  1. use federal dollars to invest in infrastructure to make community-based food networks more effective;
  2. connect urban consumers with specific rural regions so local citizens groups can more effectively set local food policies;
  3. build capacity in rural communities, laying a foundation for community economic development;
  4. invest in ecosystem protection; and
  5. create specific policies that support healthier farm practices.

My research over the past 20 years suggests that federal dollars are best used to make specific and lasting investments in rural and urban communities — not to create cash flow for farmers (or anyone else, except perhaps limited-means people). Certainly there is no justification for farm policies that primarily benefit the wealthy. No one person or family should be able to obtain more than $30,000 in subsidies in any year.

The government also has a role to play in assuring equality of opportunity, making sure no region or group of stakeholders chronically fares better in the food and resource economy than any other.

Farmers make up less than two percent of the American population. It’s time to allow urbanites to help shape food policy in ways they will never be able to accomplish in a farm bill.

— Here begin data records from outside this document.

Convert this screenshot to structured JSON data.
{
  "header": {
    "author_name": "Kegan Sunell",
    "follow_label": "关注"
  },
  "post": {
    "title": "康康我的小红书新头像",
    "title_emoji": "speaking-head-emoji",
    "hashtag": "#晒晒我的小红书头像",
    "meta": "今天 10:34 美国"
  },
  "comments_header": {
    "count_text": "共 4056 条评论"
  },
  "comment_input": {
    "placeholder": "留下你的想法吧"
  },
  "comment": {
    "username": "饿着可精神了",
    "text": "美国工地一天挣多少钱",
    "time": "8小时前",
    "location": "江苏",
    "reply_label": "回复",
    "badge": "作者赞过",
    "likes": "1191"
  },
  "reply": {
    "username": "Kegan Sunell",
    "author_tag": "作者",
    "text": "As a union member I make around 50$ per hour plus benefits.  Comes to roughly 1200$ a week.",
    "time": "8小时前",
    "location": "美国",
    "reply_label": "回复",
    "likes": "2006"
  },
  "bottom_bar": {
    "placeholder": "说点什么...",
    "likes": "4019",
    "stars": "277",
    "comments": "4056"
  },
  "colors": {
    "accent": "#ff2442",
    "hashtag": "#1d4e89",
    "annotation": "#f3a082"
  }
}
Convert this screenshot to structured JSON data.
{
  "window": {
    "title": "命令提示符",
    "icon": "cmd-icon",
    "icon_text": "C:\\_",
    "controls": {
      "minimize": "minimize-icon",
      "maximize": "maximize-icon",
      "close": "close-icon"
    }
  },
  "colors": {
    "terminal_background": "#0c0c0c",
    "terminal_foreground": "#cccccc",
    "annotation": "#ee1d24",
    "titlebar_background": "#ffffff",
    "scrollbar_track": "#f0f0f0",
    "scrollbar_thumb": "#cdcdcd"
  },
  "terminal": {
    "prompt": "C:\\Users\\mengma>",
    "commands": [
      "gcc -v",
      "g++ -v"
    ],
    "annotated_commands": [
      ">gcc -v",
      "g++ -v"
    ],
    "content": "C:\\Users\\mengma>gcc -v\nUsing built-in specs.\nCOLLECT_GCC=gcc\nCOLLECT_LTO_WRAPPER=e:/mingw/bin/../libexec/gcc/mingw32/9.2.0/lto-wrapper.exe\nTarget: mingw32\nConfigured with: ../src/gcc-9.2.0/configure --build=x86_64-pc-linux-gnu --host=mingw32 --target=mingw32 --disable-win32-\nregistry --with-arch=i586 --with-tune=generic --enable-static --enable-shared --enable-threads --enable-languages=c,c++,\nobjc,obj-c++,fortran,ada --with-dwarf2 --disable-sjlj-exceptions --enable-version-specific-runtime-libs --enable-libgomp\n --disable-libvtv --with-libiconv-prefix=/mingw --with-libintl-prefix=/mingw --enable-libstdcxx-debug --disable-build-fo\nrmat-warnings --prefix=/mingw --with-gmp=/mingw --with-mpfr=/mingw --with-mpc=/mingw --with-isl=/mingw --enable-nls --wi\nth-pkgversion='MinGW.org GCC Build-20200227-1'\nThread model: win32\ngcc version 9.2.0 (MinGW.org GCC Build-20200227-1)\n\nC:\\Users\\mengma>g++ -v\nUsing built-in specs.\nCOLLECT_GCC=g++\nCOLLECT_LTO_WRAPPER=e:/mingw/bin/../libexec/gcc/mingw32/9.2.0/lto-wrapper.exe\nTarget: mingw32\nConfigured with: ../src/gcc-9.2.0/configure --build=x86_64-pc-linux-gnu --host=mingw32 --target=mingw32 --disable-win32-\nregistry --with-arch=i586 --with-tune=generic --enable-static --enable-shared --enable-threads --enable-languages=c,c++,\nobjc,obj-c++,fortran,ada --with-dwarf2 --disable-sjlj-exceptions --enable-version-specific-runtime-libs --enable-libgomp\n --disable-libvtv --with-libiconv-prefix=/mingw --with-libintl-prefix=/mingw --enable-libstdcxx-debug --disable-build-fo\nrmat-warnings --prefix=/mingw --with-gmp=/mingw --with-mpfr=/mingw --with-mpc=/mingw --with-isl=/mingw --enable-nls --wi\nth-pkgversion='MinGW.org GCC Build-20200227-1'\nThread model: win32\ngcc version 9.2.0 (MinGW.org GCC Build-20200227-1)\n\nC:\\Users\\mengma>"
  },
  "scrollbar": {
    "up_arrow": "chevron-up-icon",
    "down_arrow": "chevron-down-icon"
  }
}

I’d welcome additional recommendations. There are many more issues to cover, which I will address in future posts.